The decision to become a massage therapist is a smart, virtuous one. You would be a healer of minds, bodies and spirits. As increased public desires for wellness push demand for massage to record numbers, the career is also potentially lucrative if you can endure critical realities.

1. Respect must be earned.

Massage's abilities to ease chronic pain, release toxins and uplift spirits have earned masseuses the respect of doctors in some cultures.

This recognition led to higher standards and opportunities for professionally certified massage therapists. The National Certification Board for Therapeutic Massage & Bodywork (NCBTMB) is the gold standard to separate amateurs from trustworthy, knowledgeable therapists. You earn that standard when you pass 1000 hours of coursework and a board-certified exam.

To protect you and your clients, you must also invest in CPR training and insurance with a provider such as Massage Magazine Insurance Plus. If clients have medical conditions massage affects or strain themselves getting onto your table, these bonuses will cover you. You will also renew your license every two years for proof your professional status is current.

2. Massage is a physically demanding job.

People feel relaxed just thinking about a massage. However for the therapist, massage is work.
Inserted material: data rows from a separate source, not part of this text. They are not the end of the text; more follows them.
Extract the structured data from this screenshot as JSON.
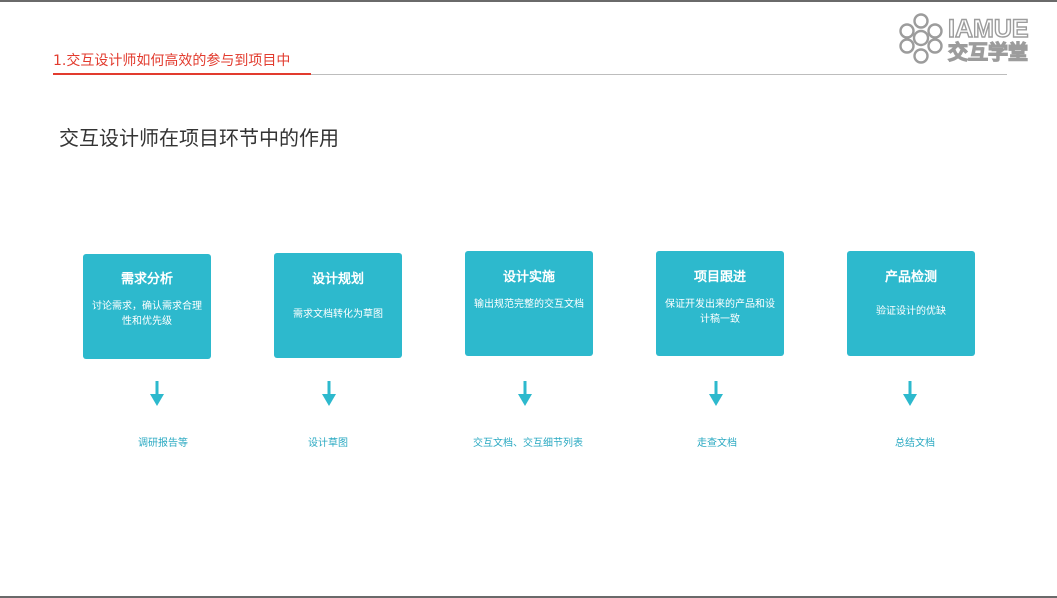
{
  "header": {
    "section_title": "1.交互设计师如何高效的参与到项目中",
    "logo_en": "IAMUE",
    "logo_cn": "交互学堂"
  },
  "main_heading": "交互设计师在项目环节中的作用",
  "steps": [
    {
      "title": "需求分析",
      "desc": "讨论需求，确认需求合理性和优先级",
      "output": "调研报告等"
    },
    {
      "title": "设计规划",
      "desc": "需求文档转化为草图",
      "output": "设计草图"
    },
    {
      "title": "设计实施",
      "desc": "输出规范完整的交互文档",
      "output": "交互文档、交互细节列表"
    },
    {
      "title": "项目跟进",
      "desc": "保证开发出来的产品和设计稿一致",
      "output": "走查文档"
    },
    {
      "title": "产品检测",
      "desc": "验证设计的优缺",
      "output": "总结文档"
    }
  ],
  "colors": {
    "accent_red": "#e23b2e",
    "step_teal": "#2db9cd",
    "output_teal": "#2aa9c2"
  },
  "icons": {
    "arrow": "arrow-down-icon",
    "logo": "iamue-logo-icon"
  }
}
You also may hit several locations every day, all while carrying your massage table and supplies along.

Your hands, wrists and forearms will take a beating after several hours of rubbing, kneading and stretching bodies. You will have a soothing ambiance and pliable customers, but the work is still rigorous. Many massage therapists have their own therapists just to ease the aches from the job.

3. You will likely have to run a business or open one.

Your massage work transforms people's days and perhaps lives, but that work is not all social and emotional. You have to keep customers and profits coming.

If you fly solo, you could come to a frustrating point where tasks take more time than your clients:

  • Accounting and taxes
  • Supplies and orders (oils, lotions, towels, tables, mats, etc...)
  • Contacting and rescheduling clients
  • Social media, a website, booking apps and email marketing

Working for someone reduces these tedious, time-consuming necessities. Employment makes it hard to maintain flexibility, but could be best if you are not the CEO type.

4. You might move around a lot.

40 hours a week at a spa or other venue is often not an option due to the physical demands most massage therapists burnout under. But you have to be highly organized and willing to hustle to stay on you own. The daily grind might send you to a variety of places, including nice vacations.

Some settings massage therapists work in are:

  • Gyms and fitness centers
  • Yoga and wellness retreats
  • Cruise ships, hotels and resorts
  • Spas and salons
  • Senior centers and retirement communities
  • Nursing homes and rehabilitation centers

5. You will keep building knowledge.

Your initial massage therapy education grounds you in anatomical and physiological connections that never change. You also gain important clinical knowledge about inflammation, toxins and disease.

But modalities and innovations will always evolve. Your interests will also grow. You must always budget time and money for trade publications, continuing education courses and conferences to keep up with the competition.

The satisfaction of helping people can overcome the challenges massage therapists face. If you are passionate about making a difference in this valuable role, go for your certification now and work out the kinks later.